PROBLEM DESCRIPTION>
Look through the listing below and report every line that contains "name".

DATASET RECORDS>
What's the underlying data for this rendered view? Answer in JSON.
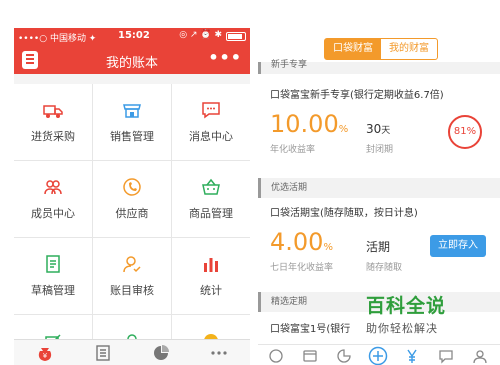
{
  "status_bar": {
    "carrier": "••••○ 中国移动 ✦",
    "time": "15:02",
    "icons": "◎ ↗ ⏰ ✱"
  },
  "nav": {
    "title": "我的账本",
    "more": "•••"
  },
  "grid": [
    {
      "label": "进货采购",
      "icon": "truck-icon",
      "color": "#e94338"
    },
    {
      "label": "销售管理",
      "icon": "shop-icon",
      "color": "#3c9be6"
    },
    {
      "label": "消息中心",
      "icon": "message-icon",
      "color": "#e94338"
    },
    {
      "label": "成员中心",
      "icon": "members-icon",
      "color": "#e94338"
    },
    {
      "label": "供应商",
      "icon": "supplier-icon",
      "color": "#f39a2b"
    },
    {
      "label": "商品管理",
      "icon": "basket-icon",
      "color": "#2fae5c"
    },
    {
      "label": "草稿管理",
      "icon": "draft-icon",
      "color": "#2fae5c"
    },
    {
      "label": "账目审核",
      "icon": "audit-icon",
      "color": "#f39a2b"
    },
    {
      "label": "统计",
      "icon": "bar-chart-icon",
      "color": "#e94338"
    }
  ],
  "left_tabs": [
    "ledger-bag-icon",
    "list-icon",
    "pie-icon",
    "more-dots-icon"
  ],
  "right": {
    "segment": {
      "active": "口袋财富",
      "inactive": "我的财富"
    },
    "top_section_cut": "新手专享",
    "product1": {
      "name": "口袋富宝新手专享(银行定期收益6.7倍)",
      "rate": "10.00",
      "rate_unit": "%",
      "rate_label": "年化收益率",
      "term": "30",
      "term_unit": "天",
      "term_label": "封闭期",
      "progress": "81%"
    },
    "section2": "优选活期",
    "product2": {
      "name": "口袋活期宝(随存随取，按日计息)",
      "rate": "4.00",
      "rate_unit": "%",
      "rate_label": "七日年化收益率",
      "term": "活期",
      "term_label": "随存随取",
      "button": "立即存入"
    },
    "section3": "精选定期",
    "product3": {
      "name": "口袋富宝1号(银行"
    },
    "watermark": {
      "title": "百科全说",
      "subtitle": "助你轻松解决"
    }
  }
}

SOLVED PROBLEM>
      "name": "口袋富宝新手专享(银行定期收益6.7倍)",
      "name": "口袋活期宝(随存随取，按日计息)",
      "name": "口袋富宝1号(银行"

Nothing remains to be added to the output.